“We wouldn’t have played on September 21 anyway, but we can still train,” Glens Falls head football coach Pat Lilac said. “We are still starting on the same date that (NYSPHSAA) had proposed. We hope that by the time we were going to play games we can start.
School sports have been closed since March amid pandemic precautions. The winter state playoffs and the entire spring season were canceled as schools were closed for the remainder of the school year.
Cuomo, during his Monday press conference, said interscholastic sports must follow state Health Department guidelines, just as schools prepare to reopen this fall. He also said travel for training or playing is not permitted outside of a school’s area until October 19.

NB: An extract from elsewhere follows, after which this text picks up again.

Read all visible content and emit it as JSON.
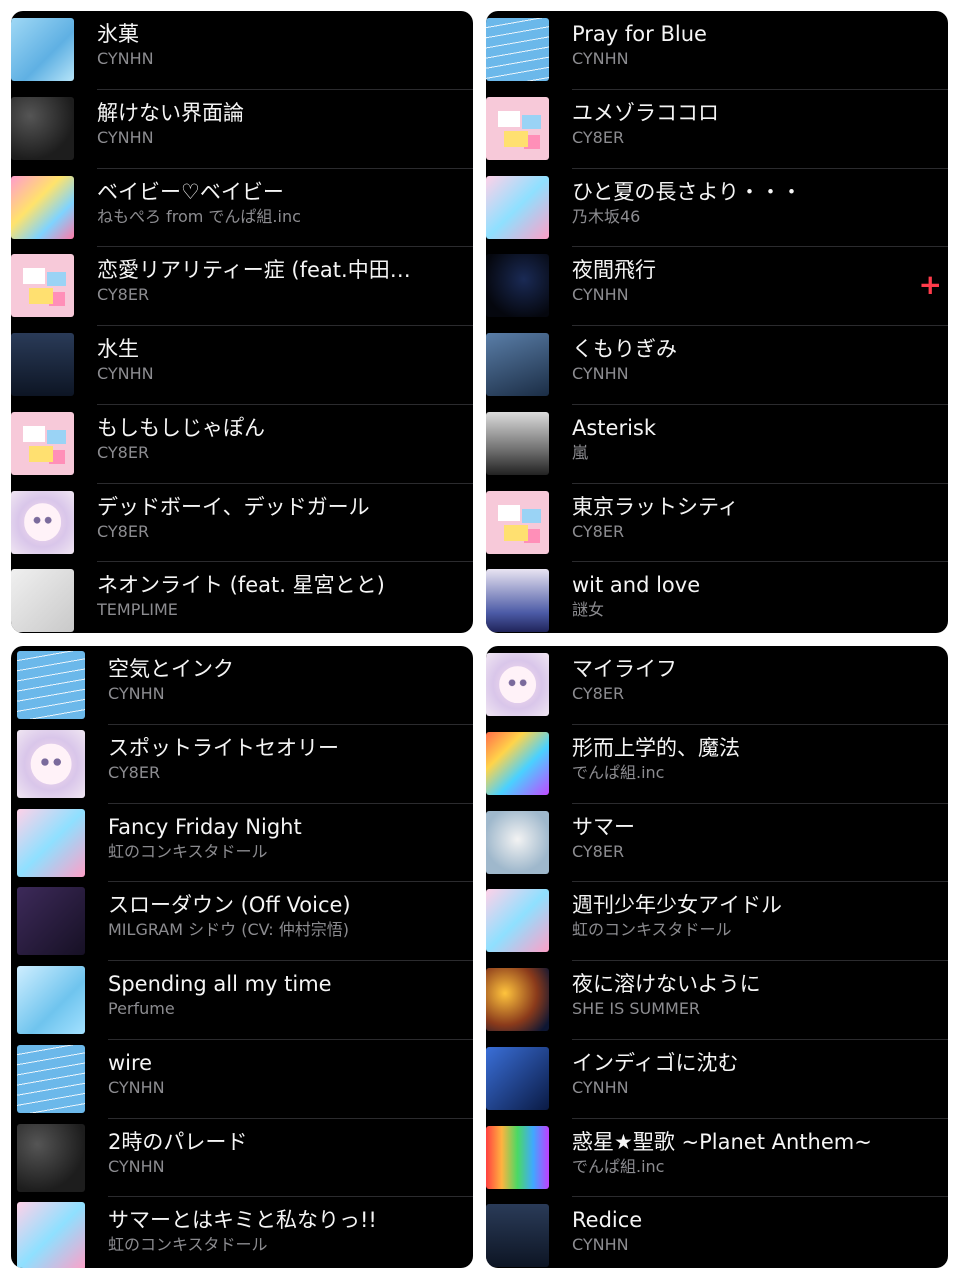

“We are approaching youth sports like we approached everything else during our phased reopening,” Cuomo said in a press release. “Teams are not permitted to compete outside of a school area or contiguous area at this time until we can assess the effects.”
Additionally, the governor’s press release says indoor facility capacity is capped at a maximum of 50% occupancy and attendance is limited to a maximum of two spectators per player. Social distancing and wearing a face covering remain mandatory.

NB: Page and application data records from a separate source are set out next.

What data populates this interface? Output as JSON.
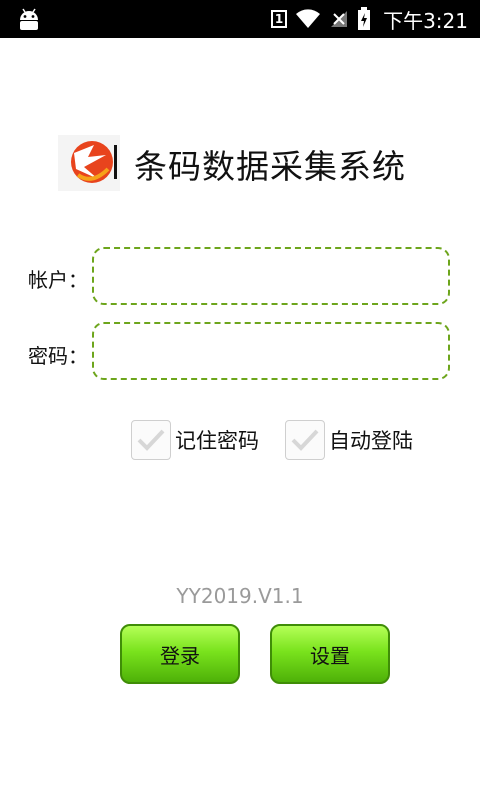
{
  "status_bar": {
    "sim_indicator": "1",
    "time": "下午3:21",
    "icons": [
      "android-icon",
      "sim-icon",
      "wifi-icon",
      "no-signal-icon",
      "battery-charging-icon"
    ]
  },
  "header": {
    "title": "条码数据采集系统"
  },
  "form": {
    "account_label": "帐户：",
    "account_value": "",
    "password_label": "密码：",
    "password_value": ""
  },
  "options": {
    "remember_password": "记住密码",
    "auto_login": "自动登陆"
  },
  "version": "YY2019.V1.1",
  "buttons": {
    "login": "登录",
    "settings": "设置"
  },
  "colors": {
    "field_border": "#6da51c",
    "button_green": "#7ae31d"
  }
}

Zayas said the number of practices needed before playing contests, and whether or not sectional playoffs can take place, are two of the topics NYSPHSAA will discuss with section managers and its coronavirus task force on Tuesday.
“We are awaiting further guidance on this,” Zayas said.
Fall sports considered low risk by the governor’s office include soccer, cross country, field hockey, tennis, swimming and golf.
Football is considered high-risk due to the full-contact nature of the sport and the difficulty of social distancing on a crowded touchline.
Assuming a football season can be played this fall, Lilac said it would be “interesting” to see what Section II comes up with for a schedule – especially if it is to be crammed into October and November.
“A long time ago Section II was the regular 10-game schedule, with playoffs,” Lilac said. “I don’t know if that’s what they’re going to do or if the state has other plans.
“The two big things we’re looking at are when school starts and how it’s going, and flu season,” Lilac added, “and where we fit in between those.”
According to the schedule announced by NYSPHSAA, Section Directors and NYSPHSAA Officers meet within 24 hours, the Coronavirus Task Force meets the following day, and NYSPHSAA Officers make all remaining decisions the following day.
Follow Pete Tobey on Twitter @PTobeyPSVarsity.